Agatha Webb by Anna Katharine Green
Book II. The Man of no Reputation
XXV. In Extremity
Sweetwater's one thought as he sank was, "Now Mr. Sutherland need fear me no longer."
But the instinct of life is strong in every heart, and when he found himself breathing the air again he threw out his arms wildly and grasped a spar.
It was life to him, hope, reconnection with his kind. He clutched, clung, and, feeling himself floating, uttered a shout of mingled joy and appeal that unhappily was smothered in the noise of the waters and the now rapidly rising wind.
Whence had come this spar in his desperate need? He never knew, but somewhere in his remote consciousness an impression remained of a shock to the waves following his own plunge into the water, which might mean that this spar had been thrown out after him, perhaps by the already repentant hands of the wretches who had tossed him to his death. However it came, or from whatever source, it had at least given him an opportunity to measure his doom and realise the agonies of hope when it alternates with despair.
The darkness was impenetrable. It was no longer that of heaven, but of the nether world, or so it seemed to this dazed soul, plunged suddenly from dreams of exile into the valley of the shadow of death. And such a death! As he realised its horrors, as he felt the chill of night and the oncoming storm strike its piercing fangs into his marrow, and knew that his existence and the hope of ever again seeing the dear old face at the fireside rested upon the strength of his will and the tenacity of his life- clutch, he felt his heart fail, and the breath that was his life cease in a gurgle of terror. But he clung on, and, though no comfort came, still clung, while vague memories of long-ago shipwrecks, and stories told in his youth of men, women, and children tossing for hours on a drifting plank, flashed through his benumbed brain, and lent their horror to his own sensations of apprehension and despair.
He wanted to live. Now that the dread spectre had risen out of the water and had its clutch on his hair, he realised that the world held much for him, and that even in exile he might work and love and enjoy God's heaven and earth, the green fields and the blue sky. Not such skies as were above him now. No, this was not sky that overarched him, but a horrible vault in which the clouds, rushing in torn masses, had the aspect of demons stooping to contend for him with those other demons that with long arms and irresistible grip were dragging at him from below. He was alone on a whirling spar in the midst of a midnight ocean, but horror and a pitiless imagination made this conflict more than that of the elements, and his position an isolation beyond that of man removed from his fellows. He was almost mad. Yet he clung.

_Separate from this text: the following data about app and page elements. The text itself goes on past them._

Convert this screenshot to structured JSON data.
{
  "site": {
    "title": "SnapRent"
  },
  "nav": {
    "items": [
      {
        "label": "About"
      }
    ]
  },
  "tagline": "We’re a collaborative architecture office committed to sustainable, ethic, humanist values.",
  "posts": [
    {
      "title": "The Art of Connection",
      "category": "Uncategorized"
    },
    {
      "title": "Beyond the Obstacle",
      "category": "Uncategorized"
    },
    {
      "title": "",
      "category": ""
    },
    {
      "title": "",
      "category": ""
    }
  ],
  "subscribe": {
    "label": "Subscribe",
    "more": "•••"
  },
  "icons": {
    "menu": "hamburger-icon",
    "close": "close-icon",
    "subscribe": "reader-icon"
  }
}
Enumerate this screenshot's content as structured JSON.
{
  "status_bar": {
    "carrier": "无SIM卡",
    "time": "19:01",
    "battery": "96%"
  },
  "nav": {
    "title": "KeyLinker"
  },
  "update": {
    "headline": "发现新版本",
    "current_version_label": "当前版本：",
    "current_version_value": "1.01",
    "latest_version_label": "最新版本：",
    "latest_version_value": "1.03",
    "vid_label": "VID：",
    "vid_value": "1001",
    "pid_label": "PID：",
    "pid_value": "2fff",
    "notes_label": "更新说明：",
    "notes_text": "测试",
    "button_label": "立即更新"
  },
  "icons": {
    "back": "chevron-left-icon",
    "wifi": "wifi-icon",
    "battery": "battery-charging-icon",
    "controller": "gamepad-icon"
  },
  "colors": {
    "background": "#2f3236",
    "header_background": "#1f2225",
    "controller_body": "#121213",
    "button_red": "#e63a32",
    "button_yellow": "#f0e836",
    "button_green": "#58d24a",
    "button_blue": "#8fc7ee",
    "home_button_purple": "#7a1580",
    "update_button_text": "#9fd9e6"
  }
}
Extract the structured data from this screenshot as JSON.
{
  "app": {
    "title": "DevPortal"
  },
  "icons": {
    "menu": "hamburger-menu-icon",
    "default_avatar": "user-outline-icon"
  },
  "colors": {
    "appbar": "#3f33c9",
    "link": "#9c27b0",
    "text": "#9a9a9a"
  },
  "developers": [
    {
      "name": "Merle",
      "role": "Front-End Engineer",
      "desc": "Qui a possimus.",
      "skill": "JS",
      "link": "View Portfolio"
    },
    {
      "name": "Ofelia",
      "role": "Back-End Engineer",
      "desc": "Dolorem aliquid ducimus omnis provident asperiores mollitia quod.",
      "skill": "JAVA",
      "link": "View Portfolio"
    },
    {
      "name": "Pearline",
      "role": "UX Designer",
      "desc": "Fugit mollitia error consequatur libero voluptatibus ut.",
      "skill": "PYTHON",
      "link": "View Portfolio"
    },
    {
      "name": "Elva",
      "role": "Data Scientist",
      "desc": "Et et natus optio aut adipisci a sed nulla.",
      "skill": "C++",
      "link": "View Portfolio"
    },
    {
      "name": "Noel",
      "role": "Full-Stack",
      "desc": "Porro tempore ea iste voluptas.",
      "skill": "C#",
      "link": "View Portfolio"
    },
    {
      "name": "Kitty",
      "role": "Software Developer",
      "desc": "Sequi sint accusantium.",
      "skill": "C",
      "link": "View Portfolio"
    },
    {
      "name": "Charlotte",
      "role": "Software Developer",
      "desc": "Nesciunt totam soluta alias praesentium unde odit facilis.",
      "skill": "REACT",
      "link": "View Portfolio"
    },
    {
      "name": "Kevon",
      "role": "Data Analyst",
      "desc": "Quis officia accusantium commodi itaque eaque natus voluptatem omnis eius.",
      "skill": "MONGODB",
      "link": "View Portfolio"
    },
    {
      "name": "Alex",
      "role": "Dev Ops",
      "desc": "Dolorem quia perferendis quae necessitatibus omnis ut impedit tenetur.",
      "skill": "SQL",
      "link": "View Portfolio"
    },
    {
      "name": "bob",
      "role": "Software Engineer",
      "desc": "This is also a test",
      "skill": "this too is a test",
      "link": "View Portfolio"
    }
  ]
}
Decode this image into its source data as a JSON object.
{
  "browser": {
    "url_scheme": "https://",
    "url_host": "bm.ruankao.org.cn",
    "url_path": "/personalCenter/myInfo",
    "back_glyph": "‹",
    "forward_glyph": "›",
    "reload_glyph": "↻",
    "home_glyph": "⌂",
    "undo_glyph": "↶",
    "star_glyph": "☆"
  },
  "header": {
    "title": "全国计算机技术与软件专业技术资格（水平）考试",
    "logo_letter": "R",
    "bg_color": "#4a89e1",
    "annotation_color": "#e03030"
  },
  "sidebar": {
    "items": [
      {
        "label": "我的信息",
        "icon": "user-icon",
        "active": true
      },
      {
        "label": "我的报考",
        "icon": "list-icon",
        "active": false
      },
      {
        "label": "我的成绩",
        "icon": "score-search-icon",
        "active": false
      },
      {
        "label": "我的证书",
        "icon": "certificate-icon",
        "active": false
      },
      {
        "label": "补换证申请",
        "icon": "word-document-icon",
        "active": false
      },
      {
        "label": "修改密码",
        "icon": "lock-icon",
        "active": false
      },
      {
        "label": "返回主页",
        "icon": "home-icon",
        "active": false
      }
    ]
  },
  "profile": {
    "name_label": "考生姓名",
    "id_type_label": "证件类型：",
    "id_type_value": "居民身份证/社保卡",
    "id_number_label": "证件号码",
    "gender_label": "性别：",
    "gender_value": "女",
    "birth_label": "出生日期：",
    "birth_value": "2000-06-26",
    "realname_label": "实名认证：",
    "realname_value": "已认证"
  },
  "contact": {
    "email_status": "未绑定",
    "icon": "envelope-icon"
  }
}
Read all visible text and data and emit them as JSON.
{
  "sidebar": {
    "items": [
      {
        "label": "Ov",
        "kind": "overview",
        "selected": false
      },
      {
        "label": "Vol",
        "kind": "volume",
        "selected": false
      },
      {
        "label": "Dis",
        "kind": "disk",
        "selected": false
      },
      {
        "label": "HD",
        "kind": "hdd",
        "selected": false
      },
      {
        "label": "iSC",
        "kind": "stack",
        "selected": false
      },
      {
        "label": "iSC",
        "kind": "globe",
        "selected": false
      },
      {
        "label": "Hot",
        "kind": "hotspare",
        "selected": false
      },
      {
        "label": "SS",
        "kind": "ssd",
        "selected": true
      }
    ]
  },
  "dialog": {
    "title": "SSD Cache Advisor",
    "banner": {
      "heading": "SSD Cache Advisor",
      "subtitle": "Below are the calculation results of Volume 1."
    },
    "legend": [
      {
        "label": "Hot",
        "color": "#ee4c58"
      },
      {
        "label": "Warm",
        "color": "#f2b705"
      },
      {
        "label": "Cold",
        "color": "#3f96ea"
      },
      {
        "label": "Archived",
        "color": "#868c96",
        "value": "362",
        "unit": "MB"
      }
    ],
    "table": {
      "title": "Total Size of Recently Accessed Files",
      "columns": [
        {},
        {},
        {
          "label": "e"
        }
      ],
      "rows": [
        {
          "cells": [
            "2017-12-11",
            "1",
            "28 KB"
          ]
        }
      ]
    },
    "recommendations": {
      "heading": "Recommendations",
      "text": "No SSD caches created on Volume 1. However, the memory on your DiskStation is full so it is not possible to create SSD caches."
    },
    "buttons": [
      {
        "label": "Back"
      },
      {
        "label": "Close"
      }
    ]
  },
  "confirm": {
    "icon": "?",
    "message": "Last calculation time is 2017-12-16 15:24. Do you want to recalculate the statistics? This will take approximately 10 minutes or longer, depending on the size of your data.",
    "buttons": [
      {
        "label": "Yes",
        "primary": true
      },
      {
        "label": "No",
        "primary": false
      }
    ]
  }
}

Suddenly a better frame of mind prevailed. The sky was no lighter, save as the lightning came to relieve the overwhelming darkness by a still more overwhelming glare, nor were the waves less importunate or his hold on the spar more secure; but the horror seemed to have lifted, and the practical nature of the man reasserted itself. Other men had gone through worse dangers than these and survived to tell the tale, as he might survive to tell his. The will was all--will and an indomitable courage; and he had will and he had courage, or why had he left his home to dare a hard and threatening future purely from a sentiment of gratitude? Could he hold on long enough, daylight would come; and if, as he now thought possible, he had been thrown into the sea within twenty hours after leaving Sutherlandtown, then he must be not far from Cape Cod, and in the direct line of travel from New York to Boston. Rescue would come, and if the storm which was breaking over his head more and more furiously made it difficult for him to retain his hold, it certainly would not wreck his spar or drench him more than he was already drenched, while every blast would drive him shoreward. The clinging was all, and filial love would make him do that, even in the semi-unconsciousness which now and then swept over him. Only, would it not be better for Mr. Sutherland if he should fail and drop away into the yawning chasms of the unknown world beneath? There were moments when he thought so, and then his clutch perceptibly weakened; but only once did he come near losing his hold altogether. And that was when he thought he heard a laugh. A laugh, here in the midst of ocean! in the midst of storm! a laugh! Were demons a reality, then? Yes; but the demon he had heard was of his own imagination; it had a face of Medusa sweetness and the laugh--Only Amabel's rang out so thrillingly false, and with such diabolic triumph. Amabel, who might be laughing in her dreams at this very moment of his supreme misery, and who assuredly would laugh if conscious of his suffering and aware of the doom to which his self-sacrifice had brought him. Amabel! the thought of her made the night more dark, the waters more threatening, the future less promising. Yet he would hold on if only to spite her who hated him and whom he hated almost as much as he loved Mr. Sutherland.
It was his last conscious thought for hours. When morning broke he was but a nerveless figure, with sense enough to cling, and that was all.